If Randy returned to the UFC because he thought the Scorpion King 2 was going to ruin his acting career, he might have been a bit premature. It Looks like the movie is doing pretty well … despite terrible reviews and acting so wooden the studio re-dubbed him, Couture is making an impact in the only area studios really care about: their pockets.
Universal Studios Home Entertainment’s Scorpion King 2: Rise of a Warrior sold 700,000 copies within the first six days of its Aug. 19 release, putting it on track to be one of the all-time top three selling non-family direct-to-DVD titles, according to the studio.

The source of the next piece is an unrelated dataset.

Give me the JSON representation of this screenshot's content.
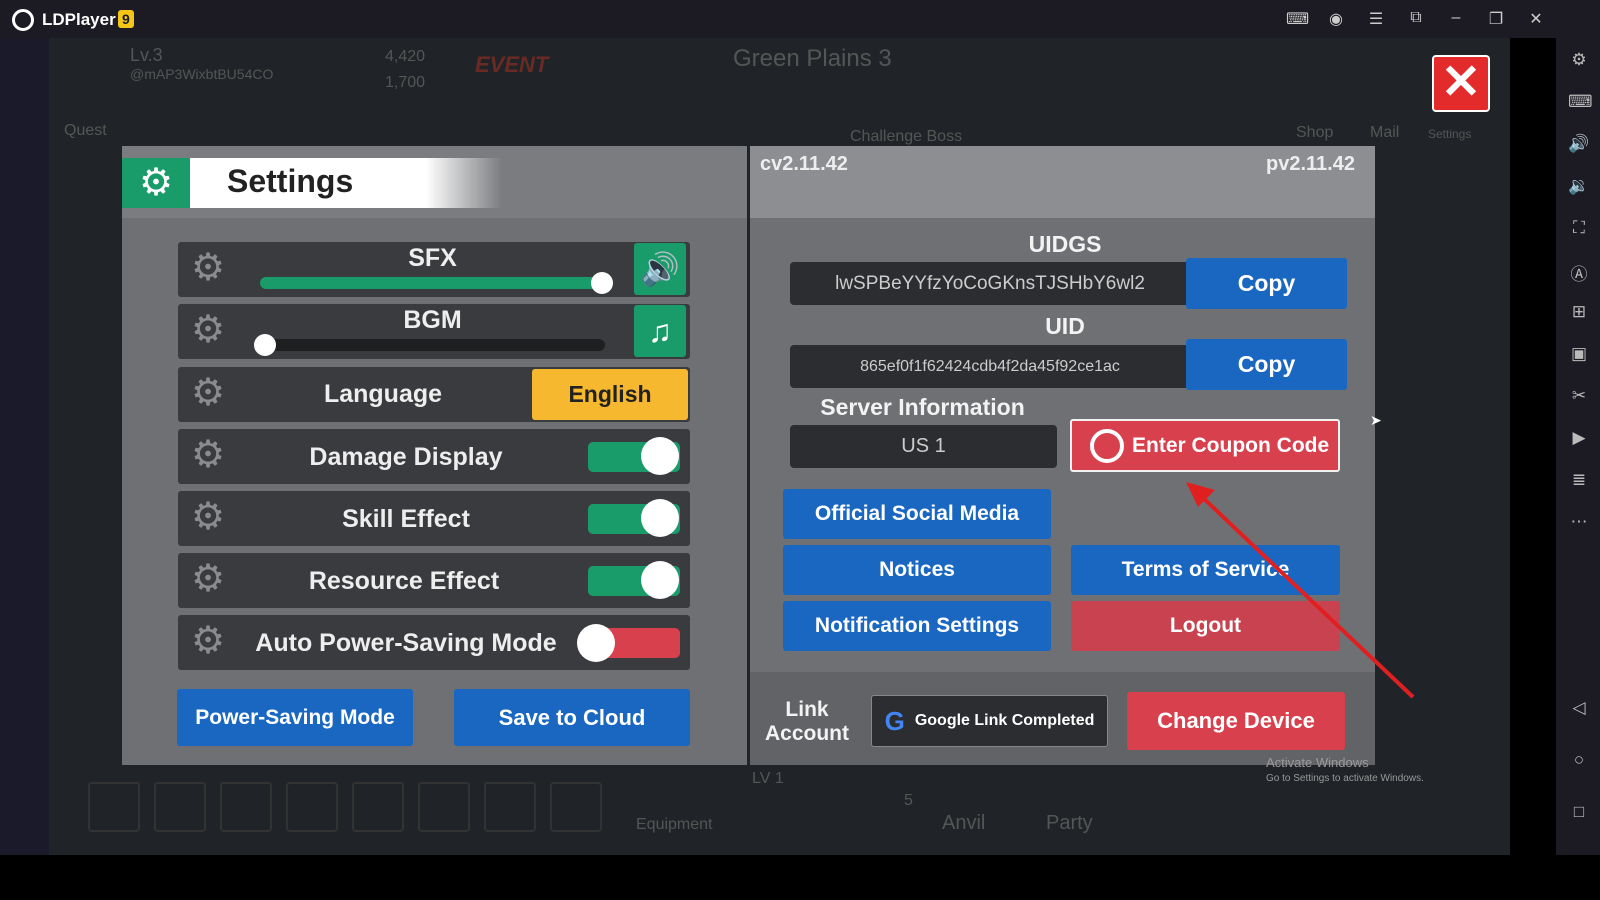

I’d like to say this is proof that the world has absolutely no taste in movies, but this is one of those flicks that tricks you into thinking it might be good via a brand name and an interesting ‘star’. I put quotations around that because Randy is actually absent for 75% of the film, and then an invisible scorpion for another 10%. If you simply must own this film as part of your perverted Couture shrine (mine has a wisp of his hair, try and beat that!) then I advise checking garbage cans and dumpsters in a week or two when 600,000 of those copies sold gets thrown in the trash.
Oh, I know. I’m just a jerkface asshole who poops on everything. So don’t take my word for it. Here’s what others are saying about the Scorpion King:
Perhaps the very first made-for-vid prequel to a spinoff from a sequel to a remake, The Scorpion King 2: Rise of a Warrior suggests a CW television network version of a swords-and-sorcery saga.
-Joe Leydon, Variety
you can’t watch it for more than an hour without your brain turning to mush . . .
-James O’Ehly, Sci-Fi Movie Page
Now, the last thing anyone expects from these movies is true mythos, but the blending of Greek and Middle Eastern heritage here is sketchy and stupid at best.
So is the hiring of human muscle drone Randy Couture as a lead. The former UFC fighter, built like a fleshy fireplug and about as animate, offers nothing in the way of menace or meaning as our diabolical general turned killer king. Taking a page out of the flex before finesse school of acting, our star seems to stumble when required to do anything except battle.
Not that his young co-star Michael Copon is much better. Clearly learning his craft from the ‘head down and glower’ school of emotion, our hero is hindered by little onscreen magnetism and even less likeability. Mathayus – at least at this stage in his life – is a whiny little cuss, complaining about everything before finally getting around to raising his sword.
One imagines he was more effective as the Blue Time Force Ranger during the Power Rangers phenomenon. In fact, the overall level of performance here is pretty pathetic. No one really stands out, and attempted sequences of shared feelings fall flatter than Couture’s nose. From a talent level alone, The Scorpion King 2 barely rises above the level of a bad Sci-Fi Channel schlocker – and you know how hard those movies suck.
-Bill Gibron, DVDTalk.com
The only “actor” left to discuss is Randy Couture, a UFC champion who has followed other MMA fighting of late into the acting arena. He looks like a serious badass but I kept thinking through the whole film that he was completely miscast. His stiff, emotionless line delivery probably had something to do with it. Some actors do not belong in period movies, let alone as a calculating warlord who eventually turns into a giant computer-generated scorpion. With his chiseled looks, physical conditioning and no-nonsense demeanor, Couture needs to be playing military or police characters in a modern-day setting. He’d be ideal for a starring role in a remake of DELTA FORCE or something similar.
-Mark Pollard, Kung Fu Cinema